Our need to feel heard/appreciated/supported/encouraged/affirmed is exacerbated by the use of social media.
Not having to engage in difficult conversations (turning down an invitation, having an argument, breaking up with a girlfriend…) allows us to side-step face-to-face communication and can lead to many misconceptions.
Although kids are exchanging information more quickly these days (not to mention more often), not only are they gaining a false sense of reality, they are not learning or practicing some really vital life skills such as reading body language, making eye contact, and having to really own their words.

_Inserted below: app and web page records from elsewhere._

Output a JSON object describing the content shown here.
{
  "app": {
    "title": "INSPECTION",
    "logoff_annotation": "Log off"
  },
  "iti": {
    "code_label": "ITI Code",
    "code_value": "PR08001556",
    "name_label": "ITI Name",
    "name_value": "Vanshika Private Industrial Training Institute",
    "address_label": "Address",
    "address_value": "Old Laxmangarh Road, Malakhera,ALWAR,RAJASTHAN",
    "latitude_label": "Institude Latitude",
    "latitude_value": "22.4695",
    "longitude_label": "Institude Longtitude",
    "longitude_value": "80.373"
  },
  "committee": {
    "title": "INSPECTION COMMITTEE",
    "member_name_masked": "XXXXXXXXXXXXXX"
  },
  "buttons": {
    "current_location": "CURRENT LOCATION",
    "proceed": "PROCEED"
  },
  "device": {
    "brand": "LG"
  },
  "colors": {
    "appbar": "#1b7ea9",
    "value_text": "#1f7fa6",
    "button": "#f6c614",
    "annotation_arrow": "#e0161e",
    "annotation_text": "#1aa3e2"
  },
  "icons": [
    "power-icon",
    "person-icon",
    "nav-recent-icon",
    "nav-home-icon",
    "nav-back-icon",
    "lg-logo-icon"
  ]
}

Don’t get me wrong, there are great uses for technology, many I didn’t even know about until I posed a question on Facebook looking for input on this topic. Like I say, the good comes with the bad. But, in thinking long term, I grow concerned with where all of this wonderful new technology will lead our kids.
Taking yet another example from our home life, both of my boys spend an exorbitant amount of time in front of the computer. They are naturally quiet, and although perfectly capable of social interaction will choose to be immersed in front of the screen in the throes of a game (that requires teamwork with other people around the world) rather than moderate their play time in order to have friends over to hang out. I know I am not the only parent who has that issue under their roof.
One last thing I hear, often from the parents I work with, is when there is mistrust they install an app on their child’s phone to track them (which I am sure adult’s do on occasion as well). I have never seen this turn into anything other than a cat and mouse game. Kids are generally more techy than the parents and they will absolutely find a way around whatever safety measure a parent tries to implement. What is truly needed in these circumstances is face-to-face connection and communication, honesty, and sometimes the loss of a phone. But then the parent panics because they don’t know where their child is and what if they are doing something they shouldn’t be (like drugs)?????
So what is the answer?!?
I could just spew the usual advice…monitor your child’s use, moderation is the key to living a balanced life, supervision is essential…all things as parents we have heard a million times. Some follow all of those things, and yet the problem still exists to a certain degree…
This is a problem which will only progress, there is no going backwards here…does someone have a strategy other than what is mentioned above? If so, I’d love to hear it, we might as well use social media to exchange ideas on the ever increasing challenge of being a parent in the new millennium.